The carmaker also announced in February this year that it invested $1bn into Pittsburgh-based artificial intelligence firm Argo AI to develop a virtual driver system for its autonomous vehicle set to debut in 2021, which will be used for the transportation of people or goods for commercial use rather than personal ownership. It will also be announcing a number of different mobility initiatives in various cities in the coming months, including one that revolves around parking solutions for congested major cities. “We tend to think of the city as one of our customers, so we have a city solutions team visiting major hubs all over the world and working with them to understand what problems they have and how they can be part of the process to solve those problems, rather than just assuming that we should put more vehicles on the roads,” says Armstrong.
Riding the regulations
Ambitious plans that could remodel the entire transport models of cities don’t come without their difficulties. Armstrong says the real challenge is in finding clever uses that add value and make a difference to mobility around the world. But then the more prosaic task of negotiating regulations has to be tackled.
“The key challenges are going to be ensuring that city state officials understand what regulations and changes are required to enable the use of the technology,” he says. “Obviously you’ve got to have the infrastructure prepared for autonomous vehicles, and regulations need to match that. So we’re working very closely with governments around the world to understand what needs to change, and getting the right use case for the technology. The technology in itself is interesting, but if it doesn’t actually have a use, then it’s not very useful,” he says.
While Ford may have a good chance of becoming a pioneer in smart motors and mobility services – it continues to be the second biggest manufacturer of hybrid electric vehicles in the US – it faces more testing times when it comes to its traditional passenger and petrol-powered cars. The company is preparing itself for the effect of Brexit, expected to have major impact on industrial firms in the UK and Europe, in order to be able to take the changes that will undoubtedly come up, according to Armstrong.

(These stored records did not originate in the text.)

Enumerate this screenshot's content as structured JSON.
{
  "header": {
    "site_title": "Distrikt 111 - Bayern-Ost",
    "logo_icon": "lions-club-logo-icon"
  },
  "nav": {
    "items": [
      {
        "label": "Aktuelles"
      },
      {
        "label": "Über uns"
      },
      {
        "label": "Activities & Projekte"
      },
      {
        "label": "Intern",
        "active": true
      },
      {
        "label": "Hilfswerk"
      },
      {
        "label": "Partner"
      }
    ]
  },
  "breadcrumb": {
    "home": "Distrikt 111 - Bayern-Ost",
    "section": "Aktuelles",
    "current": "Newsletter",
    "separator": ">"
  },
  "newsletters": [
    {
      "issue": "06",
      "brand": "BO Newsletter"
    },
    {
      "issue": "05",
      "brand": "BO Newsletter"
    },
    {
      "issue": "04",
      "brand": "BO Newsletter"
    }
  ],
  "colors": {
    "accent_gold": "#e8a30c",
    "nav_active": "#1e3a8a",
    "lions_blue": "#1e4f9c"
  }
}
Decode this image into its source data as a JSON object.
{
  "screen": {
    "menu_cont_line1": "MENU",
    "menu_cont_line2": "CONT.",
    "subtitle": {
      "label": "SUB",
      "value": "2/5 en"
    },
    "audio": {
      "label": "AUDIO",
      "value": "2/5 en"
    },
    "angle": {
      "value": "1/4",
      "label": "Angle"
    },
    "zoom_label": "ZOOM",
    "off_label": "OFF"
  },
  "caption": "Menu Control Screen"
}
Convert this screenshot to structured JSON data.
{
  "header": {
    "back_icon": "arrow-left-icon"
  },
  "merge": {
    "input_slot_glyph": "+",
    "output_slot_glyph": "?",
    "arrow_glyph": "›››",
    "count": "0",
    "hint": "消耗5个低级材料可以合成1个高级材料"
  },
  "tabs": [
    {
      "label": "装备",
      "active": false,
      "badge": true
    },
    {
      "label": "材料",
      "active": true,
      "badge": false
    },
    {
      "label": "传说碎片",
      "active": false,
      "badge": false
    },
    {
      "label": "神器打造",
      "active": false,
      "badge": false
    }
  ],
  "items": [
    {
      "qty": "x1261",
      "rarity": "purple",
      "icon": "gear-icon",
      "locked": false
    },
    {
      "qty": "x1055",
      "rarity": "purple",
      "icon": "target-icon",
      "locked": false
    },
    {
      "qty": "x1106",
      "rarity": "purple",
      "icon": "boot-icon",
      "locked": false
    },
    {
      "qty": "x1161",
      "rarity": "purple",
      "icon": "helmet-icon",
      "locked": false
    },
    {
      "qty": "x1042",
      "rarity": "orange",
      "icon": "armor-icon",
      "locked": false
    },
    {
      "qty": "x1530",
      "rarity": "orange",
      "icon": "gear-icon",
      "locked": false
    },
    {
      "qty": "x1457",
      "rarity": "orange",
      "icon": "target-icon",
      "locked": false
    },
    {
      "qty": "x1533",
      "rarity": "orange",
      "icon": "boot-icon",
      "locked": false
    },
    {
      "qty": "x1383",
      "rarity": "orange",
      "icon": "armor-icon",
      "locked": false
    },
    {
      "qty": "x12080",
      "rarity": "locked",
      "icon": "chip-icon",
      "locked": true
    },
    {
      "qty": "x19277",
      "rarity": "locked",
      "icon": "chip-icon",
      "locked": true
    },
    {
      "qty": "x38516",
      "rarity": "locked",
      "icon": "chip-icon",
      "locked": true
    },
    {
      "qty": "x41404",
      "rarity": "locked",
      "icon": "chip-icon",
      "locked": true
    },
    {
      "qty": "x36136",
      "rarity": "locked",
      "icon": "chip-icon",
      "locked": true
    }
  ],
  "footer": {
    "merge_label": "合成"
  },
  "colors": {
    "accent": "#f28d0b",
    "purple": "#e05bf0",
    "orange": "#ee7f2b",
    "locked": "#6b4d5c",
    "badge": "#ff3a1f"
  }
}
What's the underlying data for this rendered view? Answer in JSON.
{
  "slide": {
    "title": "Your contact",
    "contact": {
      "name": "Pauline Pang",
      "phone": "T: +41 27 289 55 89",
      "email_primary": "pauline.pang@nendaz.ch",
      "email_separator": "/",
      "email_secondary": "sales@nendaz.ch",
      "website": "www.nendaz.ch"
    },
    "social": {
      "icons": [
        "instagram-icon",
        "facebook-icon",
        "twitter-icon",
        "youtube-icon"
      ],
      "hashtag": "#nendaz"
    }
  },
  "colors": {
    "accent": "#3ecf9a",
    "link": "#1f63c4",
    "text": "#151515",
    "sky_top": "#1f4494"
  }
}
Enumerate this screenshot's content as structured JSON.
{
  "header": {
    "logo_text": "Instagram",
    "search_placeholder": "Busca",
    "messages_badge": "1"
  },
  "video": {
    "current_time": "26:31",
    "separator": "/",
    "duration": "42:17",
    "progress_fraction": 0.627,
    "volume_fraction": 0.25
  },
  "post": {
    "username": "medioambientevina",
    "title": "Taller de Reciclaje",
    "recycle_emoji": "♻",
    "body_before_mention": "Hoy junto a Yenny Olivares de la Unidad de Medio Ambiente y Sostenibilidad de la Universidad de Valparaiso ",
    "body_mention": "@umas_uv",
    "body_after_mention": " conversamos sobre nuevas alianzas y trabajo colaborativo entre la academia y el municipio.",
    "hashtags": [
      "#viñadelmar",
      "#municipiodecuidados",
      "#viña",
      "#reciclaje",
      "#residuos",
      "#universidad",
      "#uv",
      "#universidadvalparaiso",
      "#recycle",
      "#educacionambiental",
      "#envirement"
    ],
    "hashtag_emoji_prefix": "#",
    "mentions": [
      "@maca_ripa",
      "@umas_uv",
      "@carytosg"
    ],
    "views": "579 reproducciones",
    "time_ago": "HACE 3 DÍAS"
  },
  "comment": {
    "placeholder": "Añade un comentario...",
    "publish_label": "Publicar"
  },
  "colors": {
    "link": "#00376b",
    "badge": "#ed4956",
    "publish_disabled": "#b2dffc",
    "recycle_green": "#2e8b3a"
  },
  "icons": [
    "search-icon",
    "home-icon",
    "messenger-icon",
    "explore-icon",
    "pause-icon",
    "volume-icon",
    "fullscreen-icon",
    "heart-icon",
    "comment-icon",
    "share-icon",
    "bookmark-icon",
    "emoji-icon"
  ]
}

It is also facing trouble in the Middle East, where low oil prices have contributed to markets decreasing over 30 percent across the board across a two year period, according to Ford Middle East and Africa president Jacques Brent. On the other hand, the brand has not seen demand migration to its cheaper, lower models, managing to maintain an overall mix of cars it sells in the market, Brent said. While the challenges are aligned with the general recovery of the market, Brent said Ford is seeing stabilisation and positive change in the region, such as the lifting of the women’s driving ban in Saudi Arabia, an opportunity the firm will be able to realise next year.
The hope is that, with a strong US market (its September year-on-year sales were up 8.7 percent) and a $750m electric car venture in China with Zotye, the 114 year old brand is unlikely to lose its market share anytime soon. And with its ambitious connectivity plans in full force, it might be the case that Ford will cause more disruption in the world of mobility than it expect to face.